++++ THE RECORDS

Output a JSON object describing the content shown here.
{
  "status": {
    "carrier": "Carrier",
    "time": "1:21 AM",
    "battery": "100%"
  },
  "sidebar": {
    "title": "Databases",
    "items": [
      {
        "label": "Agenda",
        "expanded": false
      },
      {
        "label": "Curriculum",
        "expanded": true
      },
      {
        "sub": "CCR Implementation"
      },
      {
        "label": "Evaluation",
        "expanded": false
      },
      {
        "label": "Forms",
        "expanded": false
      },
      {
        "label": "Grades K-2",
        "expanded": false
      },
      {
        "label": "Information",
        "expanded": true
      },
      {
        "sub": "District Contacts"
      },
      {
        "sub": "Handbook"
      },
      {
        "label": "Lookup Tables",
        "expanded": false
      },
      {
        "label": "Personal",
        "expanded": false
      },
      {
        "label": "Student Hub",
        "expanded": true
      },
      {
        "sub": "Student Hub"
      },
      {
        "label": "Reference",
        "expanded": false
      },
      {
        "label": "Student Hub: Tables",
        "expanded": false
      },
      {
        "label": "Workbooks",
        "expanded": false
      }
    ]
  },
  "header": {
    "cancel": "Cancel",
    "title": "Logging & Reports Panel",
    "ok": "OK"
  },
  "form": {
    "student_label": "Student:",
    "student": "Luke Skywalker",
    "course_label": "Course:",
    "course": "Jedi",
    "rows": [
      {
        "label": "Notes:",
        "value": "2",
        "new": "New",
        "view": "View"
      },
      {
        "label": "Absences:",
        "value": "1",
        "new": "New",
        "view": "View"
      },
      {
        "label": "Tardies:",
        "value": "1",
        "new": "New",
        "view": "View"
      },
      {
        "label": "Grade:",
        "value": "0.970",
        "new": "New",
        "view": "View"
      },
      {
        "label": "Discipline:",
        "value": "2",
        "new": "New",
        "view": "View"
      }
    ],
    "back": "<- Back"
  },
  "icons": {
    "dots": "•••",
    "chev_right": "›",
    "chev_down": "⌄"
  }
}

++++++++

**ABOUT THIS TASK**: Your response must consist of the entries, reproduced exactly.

**RESULT FOR THIS TASK**:
Output a JSON object describing the content shown here.
{
  "status": {
    "carrier": "Carrier",
    "time": "1:21 AM",
    "battery": "100%"
  },
  "sidebar": {
    "title": "Databases",
    "items": [
      {
        "label": "Agenda",
        "expanded": false
      },
      {
        "label": "Curriculum",
        "expanded": true
      },
      {
        "sub": "CCR Implementation"
      },
      {
        "label": "Evaluation",
        "expanded": false
      },
      {
        "label": "Forms",
        "expanded": false
      },
      {
        "label": "Grades K-2",
        "expanded": false
      },
      {
        "label": "Information",
        "expanded": true
      },
      {
        "sub": "District Contacts"
      },
      {
        "sub": "Handbook"
      },
      {
        "label": "Lookup Tables",
        "expanded": false
      },
      {
        "label": "Personal",
        "expanded": false
      },
      {
        "label": "Student Hub",
        "expanded": true
      },
      {
        "sub": "Student Hub"
      },
      {
        "label": "Reference",
        "expanded": false
      },
      {
        "label": "Student Hub: Tables",
        "expanded": false
      },
      {
        "label": "Workbooks",
        "expanded": false
      }
    ]
  },
  "header": {
    "cancel": "Cancel",
    "title": "Logging & Reports Panel",
    "ok": "OK"
  },
  "form": {
    "student_label": "Student:",
    "student": "Luke Skywalker",
    "course_label": "Course:",
    "course": "Jedi",
    "rows": [
      {
        "label": "Notes:",
        "value": "2",
        "new": "New",
        "view": "View"
      },
      {
        "label": "Absences:",
        "value": "1",
        "new": "New",
        "view": "View"
      },
      {
        "label": "Tardies:",
        "value": "1",
        "new": "New",
        "view": "View"
      },
      {
        "label": "Grade:",
        "value": "0.970",
        "new": "New",
        "view": "View"
      },
      {
        "label": "Discipline:",
        "value": "2",
        "new": "New",
        "view": "View"
      }
    ],
    "back": "<- Back"
  },
  "icons": {
    "dots": "•••",
    "chev_right": "›",
    "chev_down": "⌄"
  }
}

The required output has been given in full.